The Unified Electronic System for State Procurement was introduced in Georgia in 2010. The system aimed to simplify the state procurement process and make it transparent. According to the State Procurement Agency, “Every year, the state spends hundreds of millions of lari on procurement of different kinds of goods, services and construction. … Accordingly, private companies ought to be interested in state procurement as an important potential source of increasing their incomes.” However, according to the findings of a Survey of companies on the state procurement system conducted by CRRC-Georgia for Deloitte Consulting LLP and USAID in August 2016, a majority of companies do not actively participate in the state procurement process. Based on CRRC-Georgia’s report on the subject, this blog post discusses problems with the system in the companies’ views.
According to the State Procurement Agency’s 2015 annual report, 15.6% of active companies have bid on state procurement tenders (pg.17). On CRRC-Georgia’s survey 17% of companies report taking part in the state procurement process, and approximately half of these companies report doing so only sometimes or rarely. Seventy-three percent of companies report not being registered in the Unified Electronic System for State Procurement (UES), which is a requirement for bidding on state procurement tenders.
Note: 2% of companies, whose representatives answered “Don’t know” to the question: “Is your company registered in Unified Electronic System for State Procurement?” were excluded from the analysis.
The results of the survey provide some insight about why companies do not participate in state procurement. Most frequently (56%), a lack of interest in participating in the state procurement process was mentioned as the main reason for not participating. We do not, however, have any information about why there is a lack of interest. The second most common reason company representatives mentioned for not participating was that the tenders announced are not applicable to the company’s field of activity (27%).
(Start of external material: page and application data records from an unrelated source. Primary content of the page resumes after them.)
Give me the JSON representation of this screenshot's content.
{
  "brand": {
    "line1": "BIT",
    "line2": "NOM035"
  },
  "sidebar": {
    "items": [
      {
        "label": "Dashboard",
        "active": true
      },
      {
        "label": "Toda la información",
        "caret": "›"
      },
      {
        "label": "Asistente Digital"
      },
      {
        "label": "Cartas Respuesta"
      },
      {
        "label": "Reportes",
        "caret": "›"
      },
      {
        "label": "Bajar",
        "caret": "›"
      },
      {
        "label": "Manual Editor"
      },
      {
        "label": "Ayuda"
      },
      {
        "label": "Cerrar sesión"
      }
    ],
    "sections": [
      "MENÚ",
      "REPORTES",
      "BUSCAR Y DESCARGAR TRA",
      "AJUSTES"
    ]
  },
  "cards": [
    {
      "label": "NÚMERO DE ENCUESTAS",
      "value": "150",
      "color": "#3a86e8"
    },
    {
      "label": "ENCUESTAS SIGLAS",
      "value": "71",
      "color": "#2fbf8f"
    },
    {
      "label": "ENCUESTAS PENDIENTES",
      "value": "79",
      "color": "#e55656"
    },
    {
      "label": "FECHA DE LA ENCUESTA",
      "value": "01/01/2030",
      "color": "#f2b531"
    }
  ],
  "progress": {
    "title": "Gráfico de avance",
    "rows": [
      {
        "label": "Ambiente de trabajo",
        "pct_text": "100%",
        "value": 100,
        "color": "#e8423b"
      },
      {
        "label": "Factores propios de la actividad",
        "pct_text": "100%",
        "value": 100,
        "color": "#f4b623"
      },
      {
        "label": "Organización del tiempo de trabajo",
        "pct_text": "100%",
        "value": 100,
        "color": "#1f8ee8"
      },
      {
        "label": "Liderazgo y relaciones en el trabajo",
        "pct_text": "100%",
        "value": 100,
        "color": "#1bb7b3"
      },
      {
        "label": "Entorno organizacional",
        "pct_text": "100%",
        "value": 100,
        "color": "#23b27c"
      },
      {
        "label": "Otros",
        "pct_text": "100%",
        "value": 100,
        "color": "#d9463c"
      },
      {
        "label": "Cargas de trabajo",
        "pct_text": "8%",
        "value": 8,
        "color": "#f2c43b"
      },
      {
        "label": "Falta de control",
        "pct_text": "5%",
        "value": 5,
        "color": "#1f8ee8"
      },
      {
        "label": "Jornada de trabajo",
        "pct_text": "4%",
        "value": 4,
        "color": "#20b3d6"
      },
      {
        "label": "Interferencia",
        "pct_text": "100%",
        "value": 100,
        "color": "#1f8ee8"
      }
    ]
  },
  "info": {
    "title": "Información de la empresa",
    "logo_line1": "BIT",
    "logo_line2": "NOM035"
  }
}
Note: Only answers of the representatives of companies that are not registered in the Unified Electronic System for State Procurement (73%) are presented in the chart above.
A majority of companies (64%) report having no information about the announcement of state procurement tenders. Given this general lack of information, it is not surprising that their representatives found it difficult to assess how fairly different types of tenders are conducted. Notably, representatives of 76% of the companies report they have not heard about seminars which the State Procurement Agency conducts with the aim of increasing the knowledge of business people about the state procurement system.
Note: The chart shows distribution of answers of the 83% of companies that have not participated in state procurement system. Companies whose representatives answered “Refuse to answer” to the question are excluded from analysis. There are five types of state procurement tenders in Georgia: simplified procurement, simplified electronic tender, electronic tender, consolidated tender and contest. Definitions of each type of tender are available here.
It is possible that the lack of information is an obstacle to greater participation in state procurement processes. Thus, the State Procurement Agency should better inform companies about its activities.
The second part of this blog post, which will be published next Monday, shows how representatives of companies assess the state procurement system based on whether they have or have not participated in the state procurement system.